The new chief of the Ridgeville Township Fire Department is, in fact, an old hand on the department.
Ken Freytag, appointed to the post by the Ridgeville Township Trustees, Tuesday, Sept. 11, has been on the department for 27 years.
He was considered for the job in 2006, when Bob VonDeylen, then fire chief, became ill and resigned. He died that October.
At the time, the trustees selected Dexter Benecke, who had held the job before VonDeylen.
“I was perfectly fine with that,” Freytag said.
Benecke announced his second retirement in August.
Freytag said for him, being a member of the fire department is community service.
His interest in community service “might go clear back to 4-H days. I was in 4-H for all the years you can be in,” he said.

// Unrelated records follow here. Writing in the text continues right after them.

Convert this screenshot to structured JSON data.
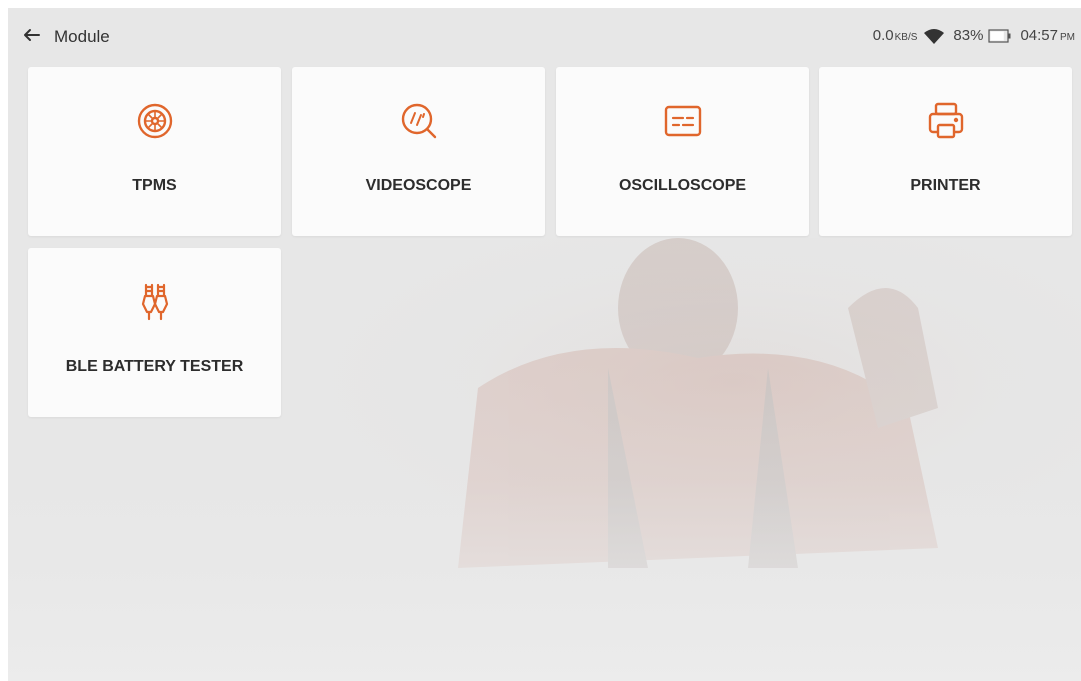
{
  "header": {
    "back_icon": "arrow-left-icon",
    "title": "Module"
  },
  "status_bar": {
    "net_speed_value": "0.0",
    "net_speed_unit": "KB/S",
    "wifi_icon": "wifi-icon",
    "battery_percent": "83%",
    "battery_icon": "battery-icon",
    "battery_level": 0.83,
    "time": "04:57",
    "ampm": "PM"
  },
  "modules": [
    {
      "label": "TPMS",
      "icon": "tire-icon"
    },
    {
      "label": "VIDEOSCOPE",
      "icon": "videoscope-icon"
    },
    {
      "label": "OSCILLOSCOPE",
      "icon": "oscilloscope-icon"
    },
    {
      "label": "PRINTER",
      "icon": "printer-icon"
    },
    {
      "label": "BLE BATTERY TESTER",
      "icon": "battery-clamp-icon"
    }
  ],
  "colors": {
    "accent": "#e0662c",
    "background": "#e7e7e7",
    "tile": "#fbfbfb",
    "text": "#2d2d2d"
  }
}
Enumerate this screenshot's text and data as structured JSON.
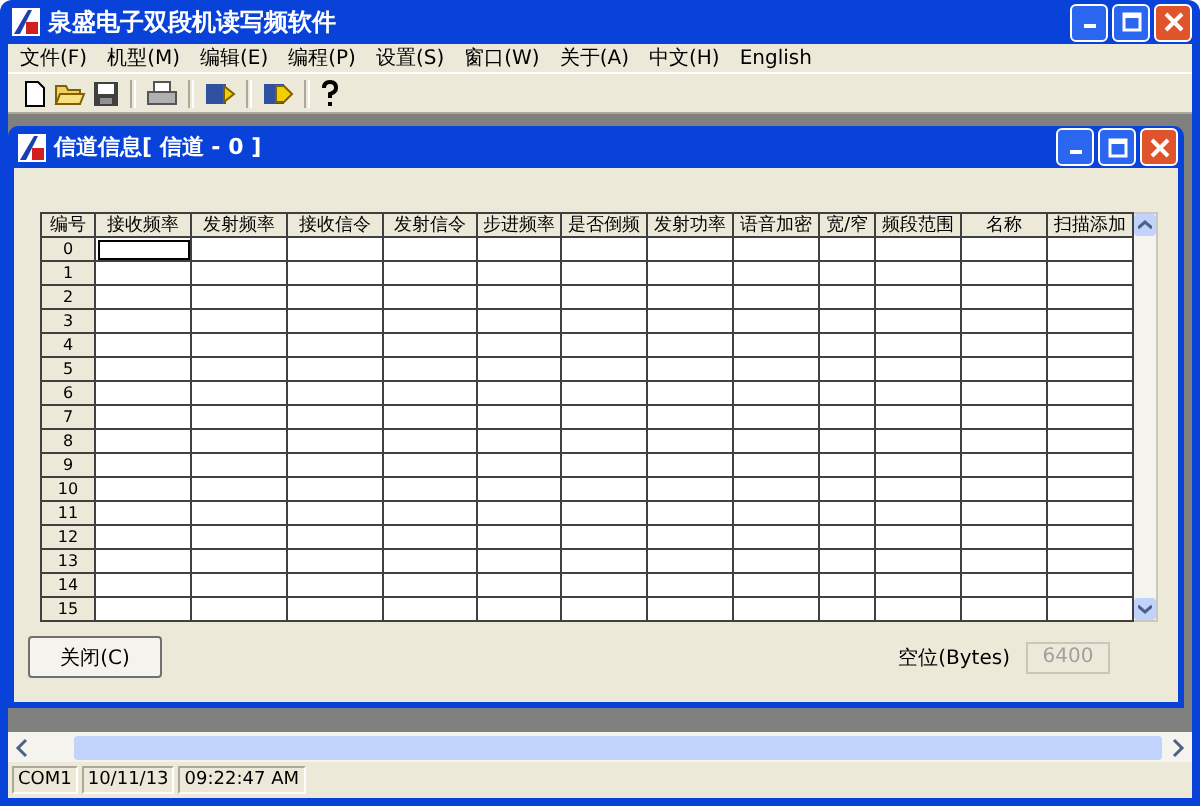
{
  "window": {
    "title": "泉盛电子双段机读写频软件"
  },
  "menu": [
    "文件(F)",
    "机型(M)",
    "编辑(E)",
    "编程(P)",
    "设置(S)",
    "窗口(W)",
    "关于(A)",
    "中文(H)",
    "English"
  ],
  "child_window": {
    "title": "信道信息[ 信道 - 0 ]",
    "table": {
      "columns": [
        "编号",
        "接收频率",
        "发射频率",
        "接收信令",
        "发射信令",
        "步进频率",
        "是否倒频",
        "发射功率",
        "语音加密",
        "宽/窄",
        "频段范围",
        "名称",
        "扫描添加"
      ],
      "rows": [
        "0",
        "1",
        "2",
        "3",
        "4",
        "5",
        "6",
        "7",
        "8",
        "9",
        "10",
        "11",
        "12",
        "13",
        "14",
        "15"
      ]
    },
    "close_button": "关闭(C)",
    "free_space": {
      "label": "空位(Bytes)",
      "value": "6400"
    }
  },
  "status_bar": [
    "COM1",
    "10/11/13",
    "09:22:47 AM"
  ]
}
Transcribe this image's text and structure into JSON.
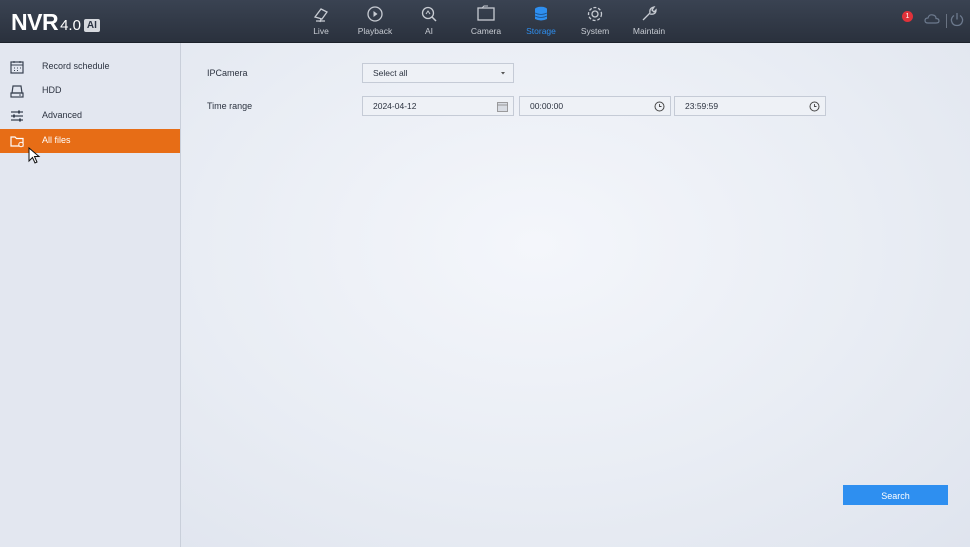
{
  "header": {
    "brand": "NVR",
    "version": "4.0",
    "badge": "AI",
    "nav": [
      {
        "label": "Live",
        "icon": "camera-icon"
      },
      {
        "label": "Playback",
        "icon": "playback-icon"
      },
      {
        "label": "AI",
        "icon": "ai-search-icon"
      },
      {
        "label": "Camera",
        "icon": "camera-screen-icon"
      },
      {
        "label": "Storage",
        "icon": "storage-icon"
      },
      {
        "label": "System",
        "icon": "gear-icon"
      },
      {
        "label": "Maintain",
        "icon": "wrench-icon"
      }
    ],
    "active_nav": "Storage",
    "alarm_count": "1"
  },
  "sidebar": {
    "items": [
      {
        "label": "Record schedule",
        "icon": "calendar-icon"
      },
      {
        "label": "HDD",
        "icon": "hdd-icon"
      },
      {
        "label": "Advanced",
        "icon": "sliders-icon"
      },
      {
        "label": "All files",
        "icon": "folder-icon"
      }
    ],
    "active_item": "All files"
  },
  "form": {
    "ipcamera_label": "IPCamera",
    "ipcamera_value": "Select all",
    "timerange_label": "Time range",
    "date_value": "2024-04-12",
    "start_time": "00:00:00",
    "end_time": "23:59:59",
    "search_label": "Search"
  },
  "colors": {
    "accent_blue": "#2e8ff0",
    "active_orange": "#e76d16",
    "header_bg": "#2f3746"
  }
}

“We would do community service projects, and it was always a gratifying feeling.”
Before joining the fire department, Freytag was part of a Henry County search and rescue team, prior to the group disbanding.
Freytag said he hasn’t had any specific training to be a fire chief.
“Just the school of hard knocks,” he said.
He has attended several seminars covering topics such as incident command and hazardous materials.
“People skills are one of the more important aspects of being a leader– knowing your personnel and what can be expected from them,” he said.
“Everybody has different talents and abilities. You have to be able to utilize them both at a (fire or rescue) scene and at the station.”
Freytag said the department has a good mix of skills among its 30 members.
“Your older members take on more of an advisory position,” he said. “They put on the SCBA (self-contained breathing apparatus, or smoke mask), and go in (to a fire). But they’ve got just as vital a role at the scene as any other job.
“You don’t ask people to go beyond what they feel comfortable doing. That’s when people get hurt.
“Of course, it’s not a bad idea to let people push that envelope of comfort, to prove to themselves, ‘hey, I can do this.’
“You challenge your personnel to do their best, and accept new roles and challenges.”
When asked if there was a lot of paperwork involved in the job, Freytag sweeps a hand over the stacks of papers and notebooks, and said, “Look at my desk!”
“I knew it (paperwork) existed. Probably the number one challenge is to find out what all there is, and then figure out who I can delegate some of that work to.”
In his years with the department, Freytag said he’s seen every fire truck or ambulance replaced once, sometimes two or three times.
“This is the third ambulance and the second brush truck,” he said.
He has been on the committee that has written the specifications for all but one of the current fleet of vehicles.
“At least I know how they’re put together,” he said.
As of Saturday, Sept. 15, Freytag said he has yet to take command at a fire or accident scene.
“Whoever gets there first, the first officer on the scene takes command. If they’re not asking for help, I’ll let them fly with it,” he said.
“So far, I haven’t announced that I’m in command.”